The incident with Bonzo sends Ender into a nervous breakdown. He is allowed to finally spend time back on Earth before departing again to Command School, where he takes part in virtual simulations to further hone his skills as a commander. Little does he know that he is actually commanding real ships piloted by real people dozens of light years away; he is commanding the invasion of the Bugger empire. "Simulation" after "simulation" test the limits of his abilities and his sanity, and during his "final test," he destroys the Bugger home world in an act of defiance (his supervisors had ordered him not to knowing that he would disobey their orders). This final victory ends the Bugger threat once and for all and Ender is immortalized as the savior of humanity, hero of Earth, but he feels nothing but guilt over his actions.

While civil war breaks out on Earth and the opposing forces both beseech Ender to join their side, Ender decides to leave Earth entirely and take the first colony ship to one of the once Bugger-inhabited planets. Upon arriving there, he discovers messages left to him by the Buggers, who were able to use their telepathic powers to peer into Ender's mind from across the galaxy. They knew that he didn't mean to or want to destroy them, so they left their final hope, their last remaining queen, in a spot that only Ender would be able to find with the help of the path they left for him. Ender is able to communicate with the queen telepathically and learns that the Buggers only attacked humans because they thought that they weren't sentient, and upon learning that they were, they resolved not to attack them again. Thus, the extermination of the Buggers was not necessary.

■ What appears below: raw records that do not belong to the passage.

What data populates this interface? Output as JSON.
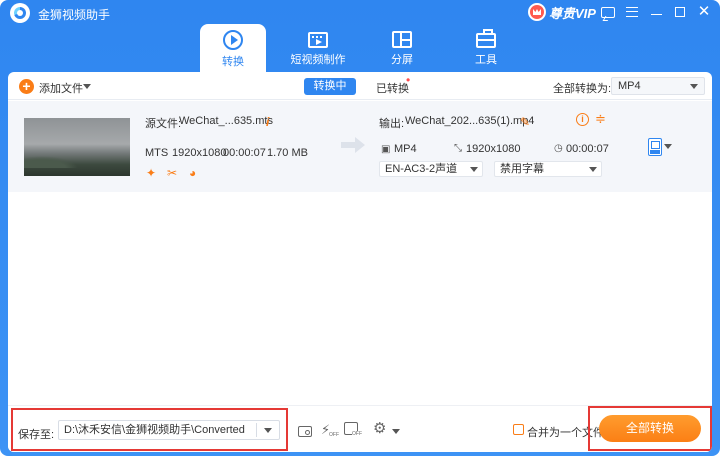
{
  "app": {
    "title": "金狮视频助手",
    "vip_label": "尊贵VIP"
  },
  "nav": {
    "tabs": [
      {
        "label": "转换",
        "icon": "convert-icon",
        "active": true
      },
      {
        "label": "短视频制作",
        "icon": "video-clap-icon",
        "active": false
      },
      {
        "label": "分屏",
        "icon": "split-screen-icon",
        "active": false
      },
      {
        "label": "工具",
        "icon": "toolbox-icon",
        "active": false
      }
    ]
  },
  "toolbar": {
    "add_file": "添加文件",
    "seg_converting": "转换中",
    "seg_converted": "已转换",
    "convert_all_to_label": "全部转换为:",
    "convert_all_format": "MP4"
  },
  "file": {
    "source_label": "源文件:",
    "source_name": "WeChat_...635.mts",
    "src_format": "MTS",
    "src_resolution": "1920x1080",
    "src_duration": "00:00:07",
    "src_size": "1.70 MB",
    "output_label": "输出:",
    "output_name": "WeChat_202...635(1).mp4",
    "out_format": "MP4",
    "out_resolution": "1920x1080",
    "out_duration": "00:00:07",
    "audio_track": "EN-AC3-2声道",
    "subtitle": "禁用字幕"
  },
  "bottom": {
    "save_to_label": "保存至:",
    "save_path": "D:\\沐禾安信\\金狮视频助手\\Converted",
    "merge_label": "合并为一个文件",
    "convert_all_button": "全部转换",
    "off_label": "OFF"
  },
  "colors": {
    "brand_blue": "#2f86f0",
    "accent_orange": "#fa7d17",
    "highlight_red": "#e53935"
  }
}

Using this new-found knowledge, Ender writes a book titled The Hive Queen giving the Bugger's perspective of the war, and signs it as "Speaker for the Dead." The book is written with such insight that many others choose to become Speakers as well, telling the stories of deceased persons' lives at funerals. Ender eventually makes it his mission to spend as long as it takes to find a new world for the last Bugger queen to rebuild her species on, to right the great wrong he had unintentionally committed.

In all, Andrew "Ender" Wiggin impacts the world quite possibly more than anyone else before him. He introduces whole new aspects of play into the mock conflicts at Battle School and leads one of the greatest armies it has ever seen, kills a well-known Battle School commander, nearly completely exterminates an entire intelligent alien species, and writes a book that spawns a pseudo-religion of Speakers for the Dead. Amazing it is to know, then, that his story has only just begun.

BIBLIOGRAPHY:Card, Orson Scott. Ender's Game. Tor Books, 1985.